A renewed wave of violence struck Saturday in small-town Pakistan when a suicide bomber on a motorized rickshaw killed 13 people at a security checkpoint, raising fears the nation is sliding back into a period of relentless bloodletting.
SAIDU SHARIF, Pakistan — A renewed wave of violence struck Saturday in small-town Pakistan when a suicide bomber on a motorized rickshaw killed 13 people at a security checkpoint, raising fears the nation is sliding back into a period of relentless bloodletting.
The blast — the second major attack in Pakistan in less than 24 hours — occurred in the Swat Valley, where Taliban fighters battled government soldiers for months last year.
The attack in Saidu Sharif, Swat’s administrative capital, also wounded 52 people. A day earlier, two suicide bombers killed 55 people in coordinated explosions in the eastern city of Lahore.
No one has claimed responsibility for either attack, but suspicion quickly fell on the loose network of Islamist insurgents who have been fighting the U.S.-allied Islamabad government and who have stepped up attacks against security forces in recent days.
Maj. Gen. Ashfaq Nadeem, a top military official for the region, said the dead in Saturday’s attack included two soldiers and two policemen.
“Such acts cannot demoralize us. I want to assure the people of Swat that we will continue fighting till the last Taliban are eliminated,” he said.
The bomber, driving a three-wheeled motorized rickshaw, targeted a roadblock manned by soldiers and police. The explosion sparked panic in the neighborhood, as soldiers in battle gear carried victims — injured and dead — through the narrow bloody streets to get them help.
Speaking from his hospital bed, Zia-ur-Rehman said he was traveling in another rickshaw when the blast shook the street and violently jolted his vehicle.
“I thought somebody picked me up and then threw me down,” said the 24-year-old, who was covered with cuts and bruises. “Everybody was crying.”
The Pakistani military launched a major offensive in Swat early last year after the collapse of peace talks with local Taliban, who at the time controlled much of the valley.
The military took back control of the valley by mid-2009, but sporadic violence has continued.

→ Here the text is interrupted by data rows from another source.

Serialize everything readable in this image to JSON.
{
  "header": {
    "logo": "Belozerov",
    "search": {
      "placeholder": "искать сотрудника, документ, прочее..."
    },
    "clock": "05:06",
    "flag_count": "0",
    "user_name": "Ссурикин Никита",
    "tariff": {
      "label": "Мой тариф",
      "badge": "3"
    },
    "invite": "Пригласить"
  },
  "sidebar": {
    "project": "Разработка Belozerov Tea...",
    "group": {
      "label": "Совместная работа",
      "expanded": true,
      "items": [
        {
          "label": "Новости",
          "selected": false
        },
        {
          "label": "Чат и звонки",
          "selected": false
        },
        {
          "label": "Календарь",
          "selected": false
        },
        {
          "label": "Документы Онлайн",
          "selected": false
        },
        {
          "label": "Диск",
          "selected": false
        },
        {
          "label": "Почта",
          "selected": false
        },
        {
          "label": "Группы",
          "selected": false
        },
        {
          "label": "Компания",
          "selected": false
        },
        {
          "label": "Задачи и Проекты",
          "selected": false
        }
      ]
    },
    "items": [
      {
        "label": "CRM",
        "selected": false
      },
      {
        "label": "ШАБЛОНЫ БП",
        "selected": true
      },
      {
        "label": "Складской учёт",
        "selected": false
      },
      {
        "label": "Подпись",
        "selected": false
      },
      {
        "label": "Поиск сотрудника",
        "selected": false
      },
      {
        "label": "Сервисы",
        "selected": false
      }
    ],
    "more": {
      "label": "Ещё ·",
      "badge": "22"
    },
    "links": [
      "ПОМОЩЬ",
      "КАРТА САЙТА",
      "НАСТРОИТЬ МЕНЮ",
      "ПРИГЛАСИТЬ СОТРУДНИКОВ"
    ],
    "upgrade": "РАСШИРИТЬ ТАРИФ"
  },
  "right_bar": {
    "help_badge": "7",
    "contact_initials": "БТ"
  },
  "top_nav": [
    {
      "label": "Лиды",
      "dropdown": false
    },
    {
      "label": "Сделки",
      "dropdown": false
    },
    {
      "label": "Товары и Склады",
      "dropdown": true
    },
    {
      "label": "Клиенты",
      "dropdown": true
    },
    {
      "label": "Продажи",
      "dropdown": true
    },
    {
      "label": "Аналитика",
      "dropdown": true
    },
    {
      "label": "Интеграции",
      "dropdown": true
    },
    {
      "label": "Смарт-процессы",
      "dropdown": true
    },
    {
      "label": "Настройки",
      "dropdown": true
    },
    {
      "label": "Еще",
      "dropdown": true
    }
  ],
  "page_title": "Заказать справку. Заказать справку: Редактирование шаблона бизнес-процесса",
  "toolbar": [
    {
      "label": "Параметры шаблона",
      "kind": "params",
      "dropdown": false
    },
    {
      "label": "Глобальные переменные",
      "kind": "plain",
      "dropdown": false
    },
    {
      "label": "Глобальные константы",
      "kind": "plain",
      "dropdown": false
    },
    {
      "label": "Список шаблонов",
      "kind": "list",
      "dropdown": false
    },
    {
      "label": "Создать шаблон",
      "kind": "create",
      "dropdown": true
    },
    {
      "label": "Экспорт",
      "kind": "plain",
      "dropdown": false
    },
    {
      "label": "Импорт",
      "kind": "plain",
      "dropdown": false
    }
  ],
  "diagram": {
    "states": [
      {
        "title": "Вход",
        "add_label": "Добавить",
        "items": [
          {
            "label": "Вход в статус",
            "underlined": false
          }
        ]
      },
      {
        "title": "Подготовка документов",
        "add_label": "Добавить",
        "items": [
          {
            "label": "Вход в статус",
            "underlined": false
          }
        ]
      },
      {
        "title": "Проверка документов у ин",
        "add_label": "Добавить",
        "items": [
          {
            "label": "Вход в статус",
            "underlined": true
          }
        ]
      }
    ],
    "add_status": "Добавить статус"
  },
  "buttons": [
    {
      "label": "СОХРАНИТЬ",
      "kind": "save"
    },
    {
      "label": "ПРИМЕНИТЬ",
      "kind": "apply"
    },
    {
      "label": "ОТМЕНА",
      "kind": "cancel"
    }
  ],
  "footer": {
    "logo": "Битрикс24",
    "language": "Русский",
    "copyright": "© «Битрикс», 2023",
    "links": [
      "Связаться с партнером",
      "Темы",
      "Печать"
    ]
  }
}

In Lahore, meanwhile, funerals were being held Saturday for the dozens of people killed the day before.
Police official Chaudhry Shafiq said the death toll from that attack rose to 55 Saturday after 12 more people died overnight. About 100 people were wounded.
That attack occurred when two suicide bombers set off their explosives within seconds of each other near two trucks carrying soldiers on patrol in RA Bazaar.
The militants have been fighting to destabilize the Islamabad government. They launched a bloody wave of bombings last fall, leaving 600 people dead in near-daily attacks in apparent retaliation for an army offensive in the tribal region of South Waziristan along the Afghan border.